PROBLEM TO WORK ON:
One figure is the whole answer: the number of lines below that contain the word "Créer".

INFORMATION:
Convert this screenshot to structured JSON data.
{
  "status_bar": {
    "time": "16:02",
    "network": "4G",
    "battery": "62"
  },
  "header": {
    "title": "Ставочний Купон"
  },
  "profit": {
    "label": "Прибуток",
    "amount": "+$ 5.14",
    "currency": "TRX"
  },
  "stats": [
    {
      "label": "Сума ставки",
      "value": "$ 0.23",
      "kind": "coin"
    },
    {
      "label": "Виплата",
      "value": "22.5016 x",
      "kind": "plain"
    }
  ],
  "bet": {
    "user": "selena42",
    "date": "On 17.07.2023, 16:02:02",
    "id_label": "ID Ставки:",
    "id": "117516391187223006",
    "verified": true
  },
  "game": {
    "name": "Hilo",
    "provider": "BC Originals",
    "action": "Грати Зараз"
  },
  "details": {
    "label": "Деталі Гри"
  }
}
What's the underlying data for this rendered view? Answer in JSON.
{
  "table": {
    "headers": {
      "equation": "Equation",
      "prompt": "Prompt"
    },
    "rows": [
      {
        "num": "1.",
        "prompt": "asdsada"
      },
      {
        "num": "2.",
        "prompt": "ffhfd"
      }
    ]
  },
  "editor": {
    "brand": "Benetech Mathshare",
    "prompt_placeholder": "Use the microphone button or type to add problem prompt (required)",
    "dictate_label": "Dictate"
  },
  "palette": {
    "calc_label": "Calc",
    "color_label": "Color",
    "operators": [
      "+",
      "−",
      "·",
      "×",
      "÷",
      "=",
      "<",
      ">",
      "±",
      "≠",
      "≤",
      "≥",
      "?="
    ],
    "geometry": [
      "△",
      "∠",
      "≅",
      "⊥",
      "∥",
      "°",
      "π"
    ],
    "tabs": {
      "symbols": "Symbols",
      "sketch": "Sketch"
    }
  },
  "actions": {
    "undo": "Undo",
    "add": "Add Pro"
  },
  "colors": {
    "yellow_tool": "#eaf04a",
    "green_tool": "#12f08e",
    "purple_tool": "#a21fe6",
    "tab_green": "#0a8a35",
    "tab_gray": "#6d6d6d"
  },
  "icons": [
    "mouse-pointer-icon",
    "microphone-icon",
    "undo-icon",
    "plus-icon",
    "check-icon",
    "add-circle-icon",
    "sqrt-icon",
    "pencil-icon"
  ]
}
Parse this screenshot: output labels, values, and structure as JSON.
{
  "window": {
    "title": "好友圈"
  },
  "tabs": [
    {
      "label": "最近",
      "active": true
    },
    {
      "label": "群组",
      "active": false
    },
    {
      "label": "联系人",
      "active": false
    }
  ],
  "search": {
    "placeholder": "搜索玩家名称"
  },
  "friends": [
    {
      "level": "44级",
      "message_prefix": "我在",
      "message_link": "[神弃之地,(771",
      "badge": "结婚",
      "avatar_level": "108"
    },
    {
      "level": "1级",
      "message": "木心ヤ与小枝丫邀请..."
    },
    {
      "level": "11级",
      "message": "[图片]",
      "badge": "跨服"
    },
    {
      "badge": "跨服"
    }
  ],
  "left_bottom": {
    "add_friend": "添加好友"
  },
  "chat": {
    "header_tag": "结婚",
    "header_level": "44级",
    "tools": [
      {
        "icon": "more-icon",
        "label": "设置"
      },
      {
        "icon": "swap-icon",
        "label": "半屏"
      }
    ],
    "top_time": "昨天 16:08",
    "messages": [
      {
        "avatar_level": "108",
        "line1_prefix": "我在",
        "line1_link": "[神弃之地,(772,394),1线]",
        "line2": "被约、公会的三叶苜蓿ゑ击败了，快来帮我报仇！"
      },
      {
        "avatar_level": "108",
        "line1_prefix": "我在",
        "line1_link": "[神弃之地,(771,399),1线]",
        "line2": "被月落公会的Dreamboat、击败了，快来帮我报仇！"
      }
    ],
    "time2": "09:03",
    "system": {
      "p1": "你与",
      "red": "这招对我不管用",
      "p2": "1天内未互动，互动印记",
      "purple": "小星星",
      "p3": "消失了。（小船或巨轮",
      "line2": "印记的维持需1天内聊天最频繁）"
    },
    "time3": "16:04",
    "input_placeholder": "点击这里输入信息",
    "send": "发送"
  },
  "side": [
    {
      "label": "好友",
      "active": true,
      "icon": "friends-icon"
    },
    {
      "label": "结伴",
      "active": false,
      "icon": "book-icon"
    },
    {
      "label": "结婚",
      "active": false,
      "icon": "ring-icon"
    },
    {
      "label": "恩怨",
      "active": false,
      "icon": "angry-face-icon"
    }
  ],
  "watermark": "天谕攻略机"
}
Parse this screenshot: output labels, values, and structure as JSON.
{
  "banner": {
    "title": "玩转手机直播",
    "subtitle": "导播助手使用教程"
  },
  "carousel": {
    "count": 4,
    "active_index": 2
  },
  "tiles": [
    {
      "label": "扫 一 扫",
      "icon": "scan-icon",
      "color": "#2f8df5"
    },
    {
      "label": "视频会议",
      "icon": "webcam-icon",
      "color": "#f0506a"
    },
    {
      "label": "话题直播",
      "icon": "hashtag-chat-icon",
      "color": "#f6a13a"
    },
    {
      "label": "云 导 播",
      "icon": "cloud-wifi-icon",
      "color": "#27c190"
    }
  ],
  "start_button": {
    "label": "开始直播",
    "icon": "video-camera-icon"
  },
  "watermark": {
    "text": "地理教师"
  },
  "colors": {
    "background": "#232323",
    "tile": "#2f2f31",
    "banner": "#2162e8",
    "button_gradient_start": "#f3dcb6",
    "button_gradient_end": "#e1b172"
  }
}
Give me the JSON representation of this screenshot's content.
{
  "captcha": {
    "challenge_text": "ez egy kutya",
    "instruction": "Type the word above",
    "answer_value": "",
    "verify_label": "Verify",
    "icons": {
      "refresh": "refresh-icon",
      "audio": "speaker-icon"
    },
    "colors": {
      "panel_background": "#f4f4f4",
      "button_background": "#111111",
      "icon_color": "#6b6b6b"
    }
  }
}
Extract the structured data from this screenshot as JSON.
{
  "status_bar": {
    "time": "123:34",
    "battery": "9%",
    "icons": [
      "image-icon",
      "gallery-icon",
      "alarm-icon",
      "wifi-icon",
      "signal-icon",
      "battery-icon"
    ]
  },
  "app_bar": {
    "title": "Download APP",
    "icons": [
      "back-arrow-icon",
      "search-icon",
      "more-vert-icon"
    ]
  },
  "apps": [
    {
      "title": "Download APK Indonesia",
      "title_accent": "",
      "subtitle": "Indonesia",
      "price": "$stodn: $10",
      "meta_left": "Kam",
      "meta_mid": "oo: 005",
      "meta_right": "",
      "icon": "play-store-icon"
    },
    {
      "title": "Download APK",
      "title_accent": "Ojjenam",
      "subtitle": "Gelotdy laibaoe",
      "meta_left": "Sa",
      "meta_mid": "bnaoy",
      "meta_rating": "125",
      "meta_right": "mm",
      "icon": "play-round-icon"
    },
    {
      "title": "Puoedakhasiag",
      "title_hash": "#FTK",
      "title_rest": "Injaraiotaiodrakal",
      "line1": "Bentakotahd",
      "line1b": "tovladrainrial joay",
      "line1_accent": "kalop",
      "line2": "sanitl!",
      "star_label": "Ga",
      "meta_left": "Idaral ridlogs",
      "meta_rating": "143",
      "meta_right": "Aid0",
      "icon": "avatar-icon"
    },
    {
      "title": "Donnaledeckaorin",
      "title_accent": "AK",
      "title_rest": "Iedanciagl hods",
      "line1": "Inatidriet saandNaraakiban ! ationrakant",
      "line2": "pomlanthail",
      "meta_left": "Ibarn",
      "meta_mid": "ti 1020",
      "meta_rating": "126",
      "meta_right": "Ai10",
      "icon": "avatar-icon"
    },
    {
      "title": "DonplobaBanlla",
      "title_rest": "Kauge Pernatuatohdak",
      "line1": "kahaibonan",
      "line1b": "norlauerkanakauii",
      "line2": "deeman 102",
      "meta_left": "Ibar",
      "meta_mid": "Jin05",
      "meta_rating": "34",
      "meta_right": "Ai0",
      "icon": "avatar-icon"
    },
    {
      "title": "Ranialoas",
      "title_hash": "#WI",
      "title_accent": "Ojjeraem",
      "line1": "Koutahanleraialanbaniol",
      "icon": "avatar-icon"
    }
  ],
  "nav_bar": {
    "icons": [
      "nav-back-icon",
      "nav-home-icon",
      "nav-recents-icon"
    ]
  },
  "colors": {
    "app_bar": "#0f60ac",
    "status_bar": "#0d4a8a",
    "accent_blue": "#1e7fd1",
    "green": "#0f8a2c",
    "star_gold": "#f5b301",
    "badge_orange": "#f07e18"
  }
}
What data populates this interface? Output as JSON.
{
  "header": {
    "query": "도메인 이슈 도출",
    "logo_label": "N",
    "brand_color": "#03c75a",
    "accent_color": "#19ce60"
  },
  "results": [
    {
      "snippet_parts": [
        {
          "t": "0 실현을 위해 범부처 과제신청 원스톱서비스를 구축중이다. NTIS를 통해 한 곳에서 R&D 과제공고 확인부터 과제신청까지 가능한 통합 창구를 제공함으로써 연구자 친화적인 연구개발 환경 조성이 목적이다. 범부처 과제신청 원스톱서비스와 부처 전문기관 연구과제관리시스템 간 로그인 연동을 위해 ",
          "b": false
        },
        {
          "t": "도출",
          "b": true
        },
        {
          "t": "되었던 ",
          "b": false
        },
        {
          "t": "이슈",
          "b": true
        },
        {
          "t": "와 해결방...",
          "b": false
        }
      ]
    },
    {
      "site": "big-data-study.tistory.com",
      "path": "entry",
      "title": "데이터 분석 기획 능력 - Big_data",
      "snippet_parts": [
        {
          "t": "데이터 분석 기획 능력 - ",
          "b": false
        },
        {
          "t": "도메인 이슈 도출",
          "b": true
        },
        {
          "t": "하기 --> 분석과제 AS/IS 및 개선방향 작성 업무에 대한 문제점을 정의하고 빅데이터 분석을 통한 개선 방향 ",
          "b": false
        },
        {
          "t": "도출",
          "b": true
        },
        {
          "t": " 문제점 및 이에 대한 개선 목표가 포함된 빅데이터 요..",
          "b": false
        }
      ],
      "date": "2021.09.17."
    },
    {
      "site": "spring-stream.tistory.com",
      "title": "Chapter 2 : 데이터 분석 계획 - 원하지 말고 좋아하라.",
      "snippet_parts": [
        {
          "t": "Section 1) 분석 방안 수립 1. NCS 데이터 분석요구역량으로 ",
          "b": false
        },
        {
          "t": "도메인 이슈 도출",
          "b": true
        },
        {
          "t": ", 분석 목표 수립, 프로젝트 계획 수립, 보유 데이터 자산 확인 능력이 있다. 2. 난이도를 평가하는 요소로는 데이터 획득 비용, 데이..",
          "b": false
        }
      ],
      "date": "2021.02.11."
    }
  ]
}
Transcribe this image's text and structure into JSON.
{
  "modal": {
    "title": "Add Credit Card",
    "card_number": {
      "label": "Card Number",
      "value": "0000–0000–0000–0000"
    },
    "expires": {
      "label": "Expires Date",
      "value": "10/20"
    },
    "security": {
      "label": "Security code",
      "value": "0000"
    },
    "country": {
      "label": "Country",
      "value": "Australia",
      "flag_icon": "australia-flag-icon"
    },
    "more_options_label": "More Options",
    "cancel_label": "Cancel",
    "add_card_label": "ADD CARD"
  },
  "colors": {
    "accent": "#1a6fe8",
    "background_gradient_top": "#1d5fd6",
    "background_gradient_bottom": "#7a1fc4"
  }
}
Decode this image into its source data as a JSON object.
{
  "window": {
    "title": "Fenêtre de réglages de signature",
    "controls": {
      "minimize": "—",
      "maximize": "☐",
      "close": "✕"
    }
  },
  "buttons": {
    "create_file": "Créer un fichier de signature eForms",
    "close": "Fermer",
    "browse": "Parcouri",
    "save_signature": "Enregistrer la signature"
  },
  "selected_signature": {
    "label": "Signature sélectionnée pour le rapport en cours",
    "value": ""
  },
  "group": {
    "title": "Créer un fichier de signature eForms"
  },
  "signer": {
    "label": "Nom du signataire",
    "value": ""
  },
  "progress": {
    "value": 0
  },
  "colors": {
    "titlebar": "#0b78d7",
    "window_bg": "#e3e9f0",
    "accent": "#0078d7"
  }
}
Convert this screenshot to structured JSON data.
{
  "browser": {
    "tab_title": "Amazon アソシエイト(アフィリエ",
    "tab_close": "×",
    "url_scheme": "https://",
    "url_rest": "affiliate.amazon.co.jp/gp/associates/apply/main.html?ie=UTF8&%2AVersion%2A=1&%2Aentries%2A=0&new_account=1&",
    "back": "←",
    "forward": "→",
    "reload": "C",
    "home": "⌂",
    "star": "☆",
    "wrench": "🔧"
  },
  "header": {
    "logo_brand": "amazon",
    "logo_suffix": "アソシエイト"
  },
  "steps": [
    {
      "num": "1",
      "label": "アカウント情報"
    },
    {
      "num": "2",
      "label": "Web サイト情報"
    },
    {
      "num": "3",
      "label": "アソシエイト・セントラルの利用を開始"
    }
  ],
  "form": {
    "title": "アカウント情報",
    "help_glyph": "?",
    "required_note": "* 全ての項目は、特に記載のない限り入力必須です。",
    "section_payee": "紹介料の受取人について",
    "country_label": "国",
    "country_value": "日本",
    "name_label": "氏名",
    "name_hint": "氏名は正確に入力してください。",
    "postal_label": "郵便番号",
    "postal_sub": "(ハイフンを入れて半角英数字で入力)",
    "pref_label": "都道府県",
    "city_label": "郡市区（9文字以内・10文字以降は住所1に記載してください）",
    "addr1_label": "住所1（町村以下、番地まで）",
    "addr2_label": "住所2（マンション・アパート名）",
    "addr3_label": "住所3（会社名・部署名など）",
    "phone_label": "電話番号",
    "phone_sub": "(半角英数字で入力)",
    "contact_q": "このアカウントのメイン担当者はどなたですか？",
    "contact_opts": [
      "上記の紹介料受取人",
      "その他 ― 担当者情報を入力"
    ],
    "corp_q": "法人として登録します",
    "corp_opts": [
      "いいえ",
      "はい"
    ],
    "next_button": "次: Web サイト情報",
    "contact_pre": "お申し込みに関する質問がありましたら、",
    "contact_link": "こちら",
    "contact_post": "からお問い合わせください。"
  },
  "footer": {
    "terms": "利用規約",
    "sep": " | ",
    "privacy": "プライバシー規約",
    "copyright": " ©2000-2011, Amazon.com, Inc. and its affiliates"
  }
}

RESULT:
2